───── DATA FOR THE TASK
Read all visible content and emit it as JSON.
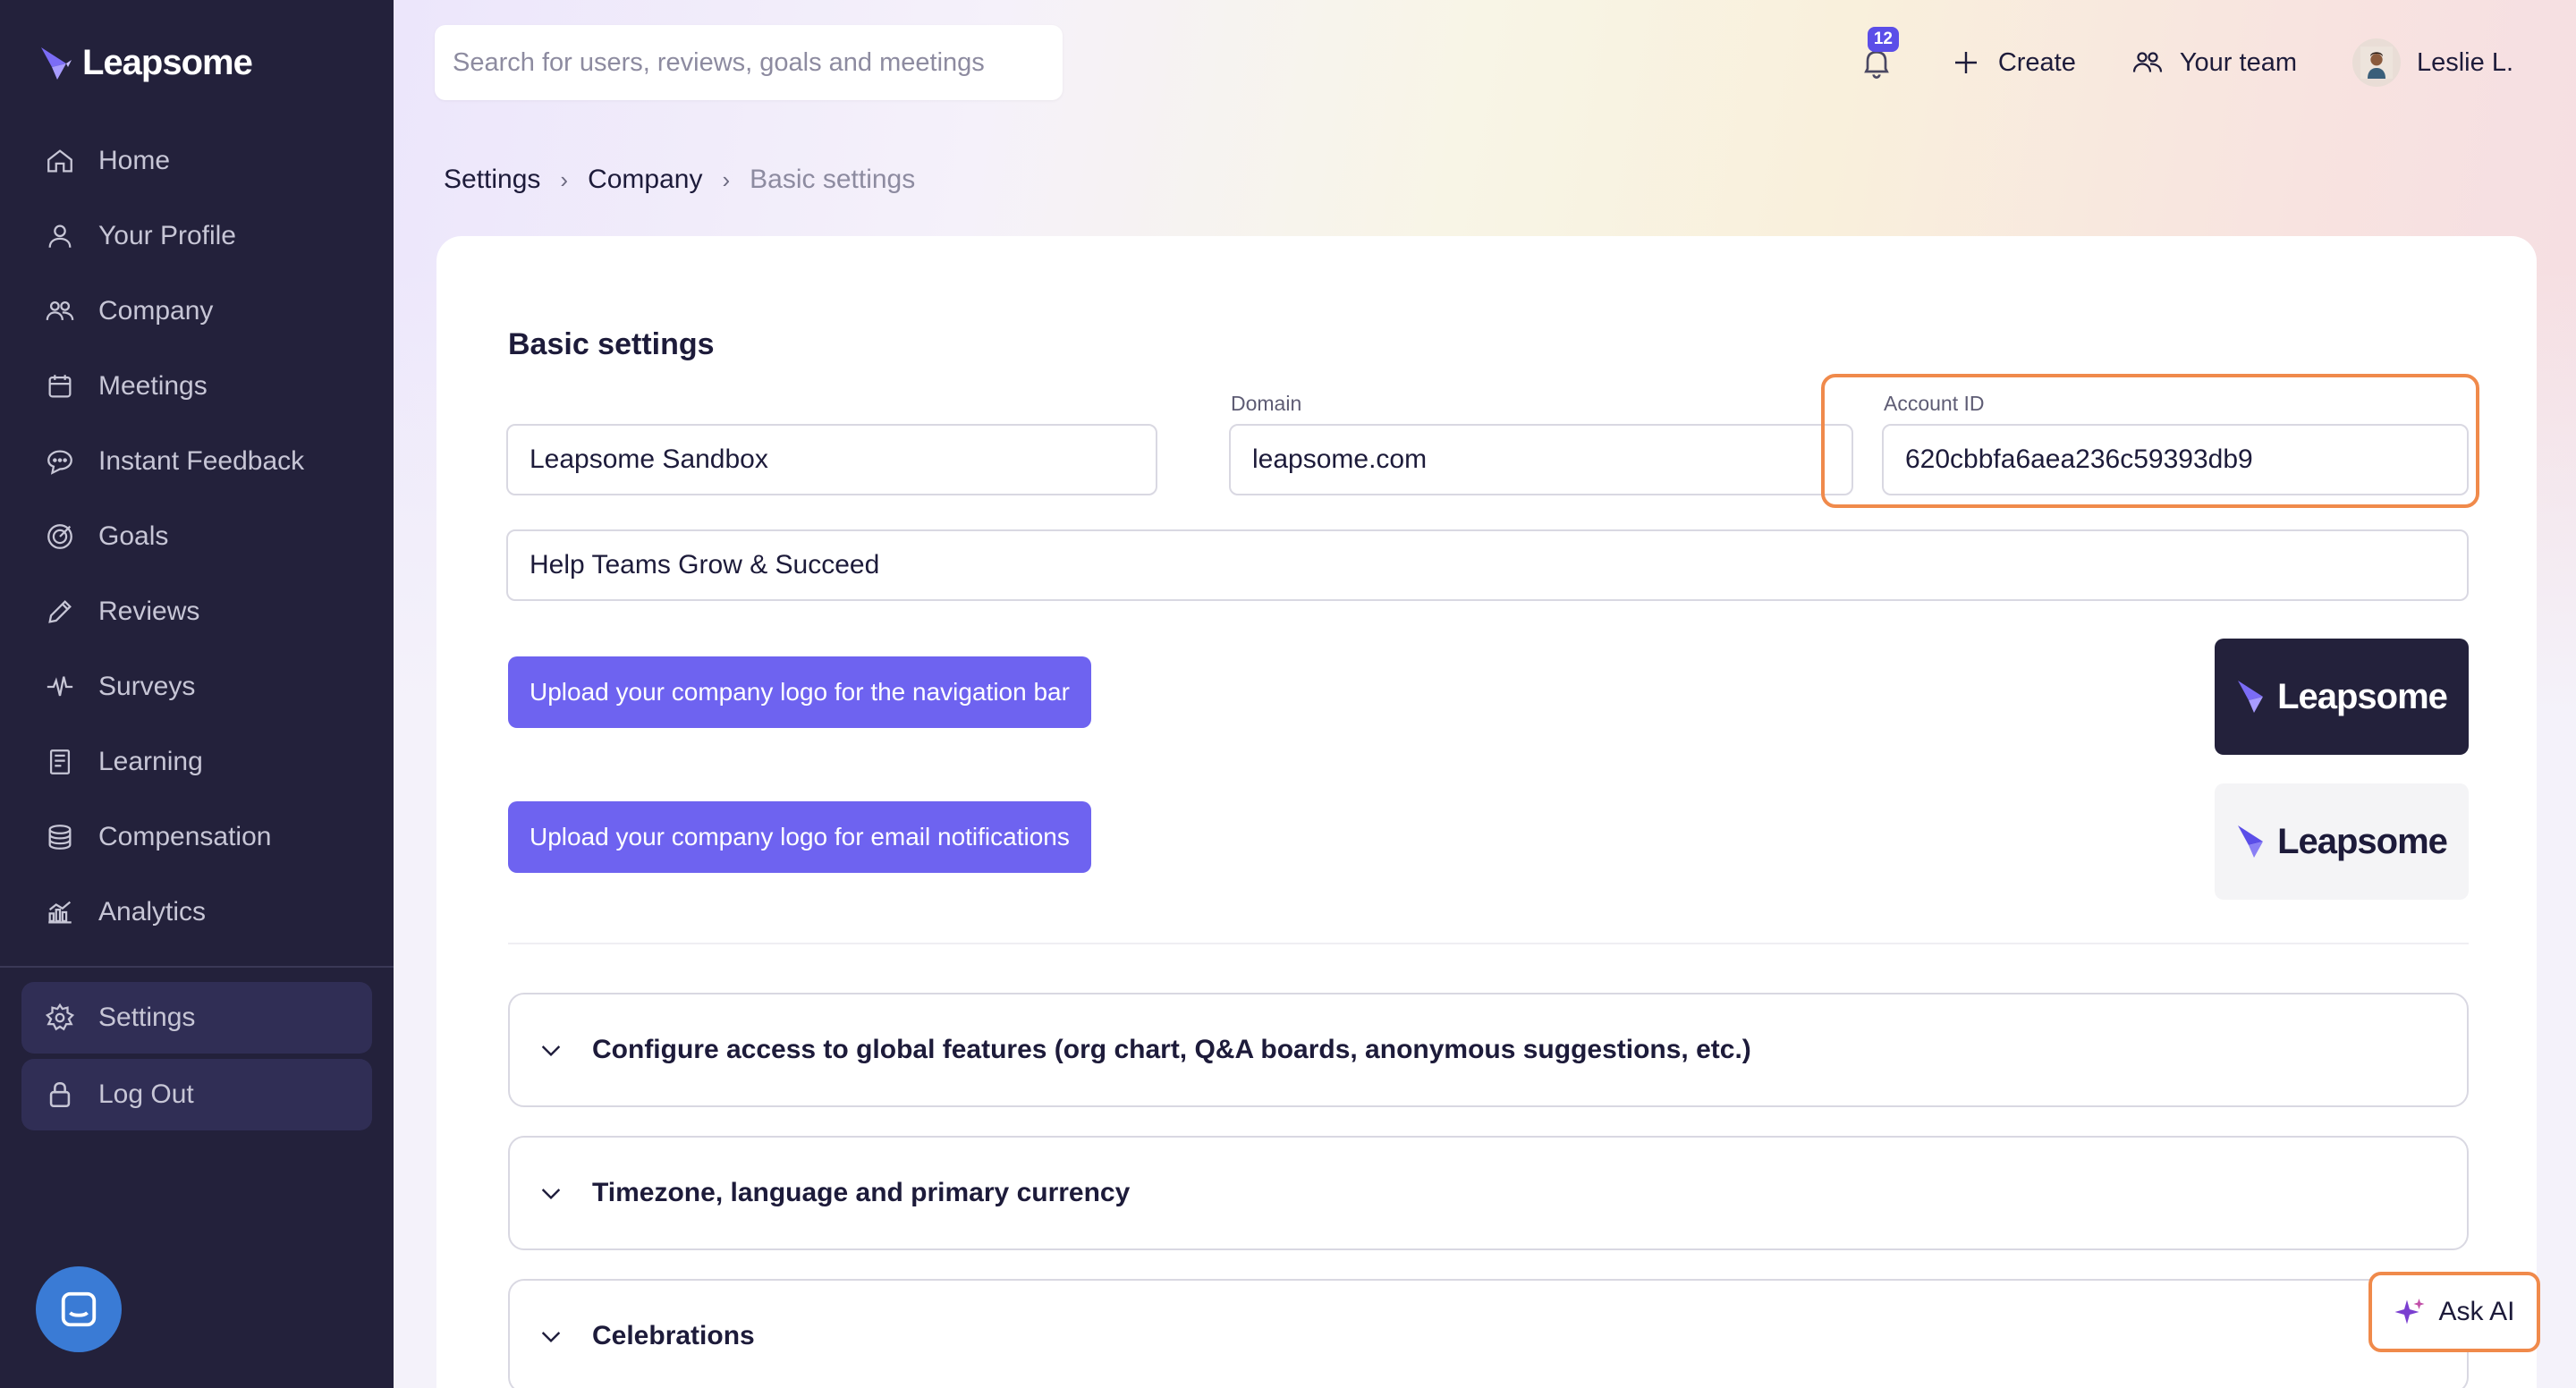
{
  "brand": {
    "name": "Leapsome"
  },
  "sidebar": {
    "items": [
      {
        "label": "Home",
        "icon": "home-icon"
      },
      {
        "label": "Your Profile",
        "icon": "user-icon"
      },
      {
        "label": "Company",
        "icon": "users-icon"
      },
      {
        "label": "Meetings",
        "icon": "calendar-icon"
      },
      {
        "label": "Instant Feedback",
        "icon": "chat-icon"
      },
      {
        "label": "Goals",
        "icon": "target-icon"
      },
      {
        "label": "Reviews",
        "icon": "pencil-icon"
      },
      {
        "label": "Surveys",
        "icon": "pulse-icon"
      },
      {
        "label": "Learning",
        "icon": "book-icon"
      },
      {
        "label": "Compensation",
        "icon": "coins-icon"
      },
      {
        "label": "Analytics",
        "icon": "chart-icon"
      }
    ],
    "bottom": [
      {
        "label": "Settings",
        "icon": "gear-icon"
      },
      {
        "label": "Log Out",
        "icon": "lock-icon"
      }
    ]
  },
  "search": {
    "placeholder": "Search for users, reviews, goals and meetings"
  },
  "topbar": {
    "notifications_count": "12",
    "create_label": "Create",
    "team_label": "Your team",
    "user_name": "Leslie L."
  },
  "breadcrumb": {
    "items": [
      "Settings",
      "Company",
      "Basic settings"
    ],
    "separator": "›"
  },
  "settings": {
    "title": "Basic settings",
    "company_name": "Leapsome Sandbox",
    "domain_label": "Domain",
    "domain": "leapsome.com",
    "account_id_label": "Account ID",
    "account_id": "620cbbfa6aea236c59393db9",
    "tagline": "Help Teams Grow & Succeed",
    "upload_nav_logo": "Upload your company logo for the navigation bar",
    "upload_email_logo": "Upload your company logo for email notifications",
    "accordions": [
      "Configure access to global features (org chart, Q&A boards, anonymous suggestions, etc.)",
      "Timezone, language and primary currency",
      "Celebrations"
    ]
  },
  "ask_ai": {
    "label": "Ask AI"
  },
  "colors": {
    "accent": "#6e63f0",
    "sidebar": "#23213b",
    "highlight": "#f08a4b",
    "badge": "#5b4ee8"
  }
}
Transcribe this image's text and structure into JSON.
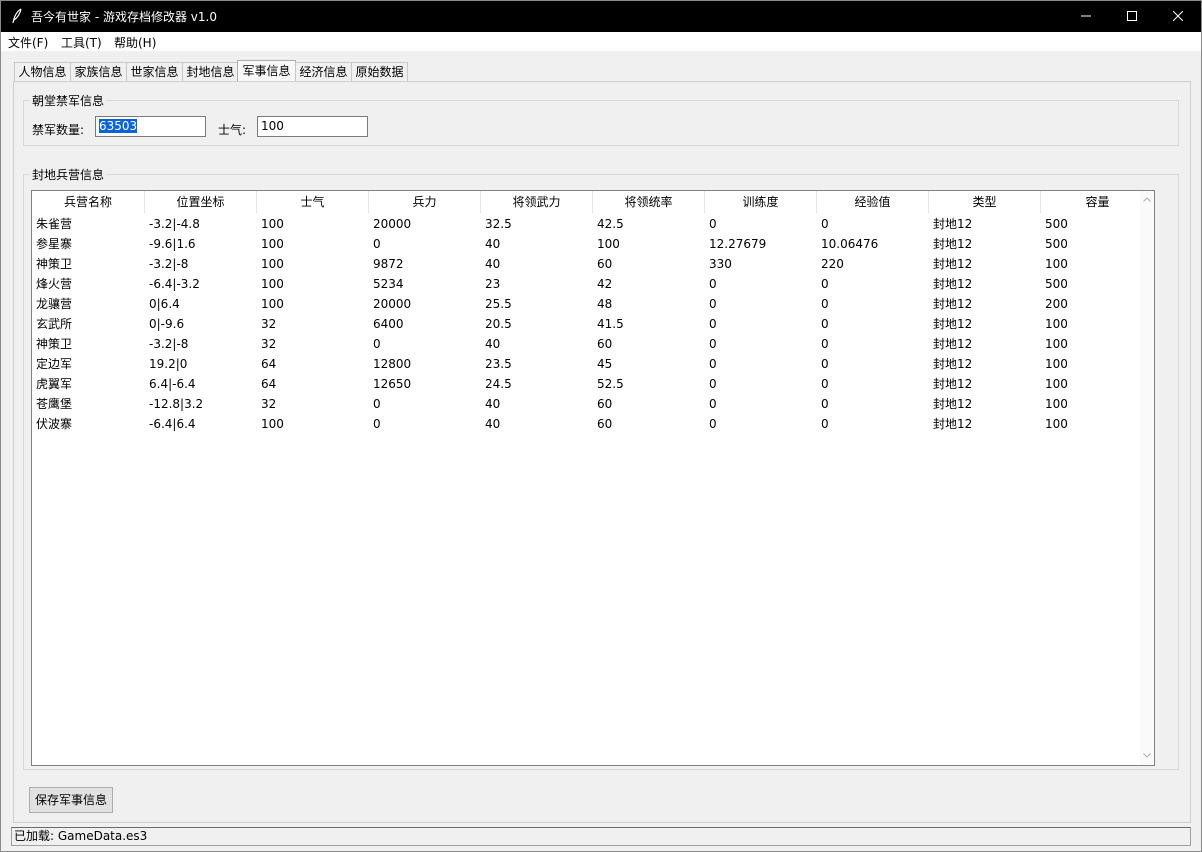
{
  "window": {
    "title": "吾今有世家 - 游戏存档修改器 v1.0"
  },
  "menu": [
    "文件(F)",
    "工具(T)",
    "帮助(H)"
  ],
  "tabs": [
    {
      "label": "人物信息",
      "active": false
    },
    {
      "label": "家族信息",
      "active": false
    },
    {
      "label": "世家信息",
      "active": false
    },
    {
      "label": "封地信息",
      "active": false
    },
    {
      "label": "军事信息",
      "active": true
    },
    {
      "label": "经济信息",
      "active": false
    },
    {
      "label": "原始数据",
      "active": false
    }
  ],
  "court_guard": {
    "title": "朝堂禁军信息",
    "count_label": "禁军数量:",
    "count_value": "63503",
    "morale_label": "士气:",
    "morale_value": "100"
  },
  "barracks": {
    "title": "封地兵营信息",
    "columns": [
      "兵营名称",
      "位置坐标",
      "士气",
      "兵力",
      "将领武力",
      "将领统率",
      "训练度",
      "经验值",
      "类型",
      "容量"
    ],
    "rows": [
      [
        "朱雀营",
        "-3.2|-4.8",
        "100",
        "20000",
        "32.5",
        "42.5",
        "0",
        "0",
        "封地12",
        "500"
      ],
      [
        "参星寨",
        "-9.6|1.6",
        "100",
        "0",
        "40",
        "100",
        "12.27679",
        "10.06476",
        "封地12",
        "500"
      ],
      [
        "神策卫",
        "-3.2|-8",
        "100",
        "9872",
        "40",
        "60",
        "330",
        "220",
        "封地12",
        "100"
      ],
      [
        "烽火营",
        "-6.4|-3.2",
        "100",
        "5234",
        "23",
        "42",
        "0",
        "0",
        "封地12",
        "500"
      ],
      [
        "龙骧营",
        "0|6.4",
        "100",
        "20000",
        "25.5",
        "48",
        "0",
        "0",
        "封地12",
        "200"
      ],
      [
        "玄武所",
        "0|-9.6",
        "32",
        "6400",
        "20.5",
        "41.5",
        "0",
        "0",
        "封地12",
        "100"
      ],
      [
        "神策卫",
        "-3.2|-8",
        "32",
        "0",
        "40",
        "60",
        "0",
        "0",
        "封地12",
        "100"
      ],
      [
        "定边军",
        "19.2|0",
        "64",
        "12800",
        "23.5",
        "45",
        "0",
        "0",
        "封地12",
        "100"
      ],
      [
        "虎翼军",
        "6.4|-6.4",
        "64",
        "12650",
        "24.5",
        "52.5",
        "0",
        "0",
        "封地12",
        "100"
      ],
      [
        "苍鹰堡",
        "-12.8|3.2",
        "32",
        "0",
        "40",
        "60",
        "0",
        "0",
        "封地12",
        "100"
      ],
      [
        "伏波寨",
        "-6.4|6.4",
        "100",
        "0",
        "40",
        "60",
        "0",
        "0",
        "封地12",
        "100"
      ]
    ]
  },
  "save_button": "保存军事信息",
  "status": "已加载: GameData.es3",
  "icons": {
    "app": "feather-icon",
    "minimize": "minimize-icon",
    "maximize": "maximize-icon",
    "close": "close-icon",
    "scroll_up": "chevron-up-icon",
    "scroll_down": "chevron-down-icon"
  },
  "colors": {
    "titlebar": "#000000",
    "selection": "#0a64d8"
  }
}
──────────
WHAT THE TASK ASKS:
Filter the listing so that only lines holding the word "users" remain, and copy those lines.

FINISHED EXERCISE:
        "icon": "users-icon"
    "placeholder": "Search for users, reviews, goals and meetings"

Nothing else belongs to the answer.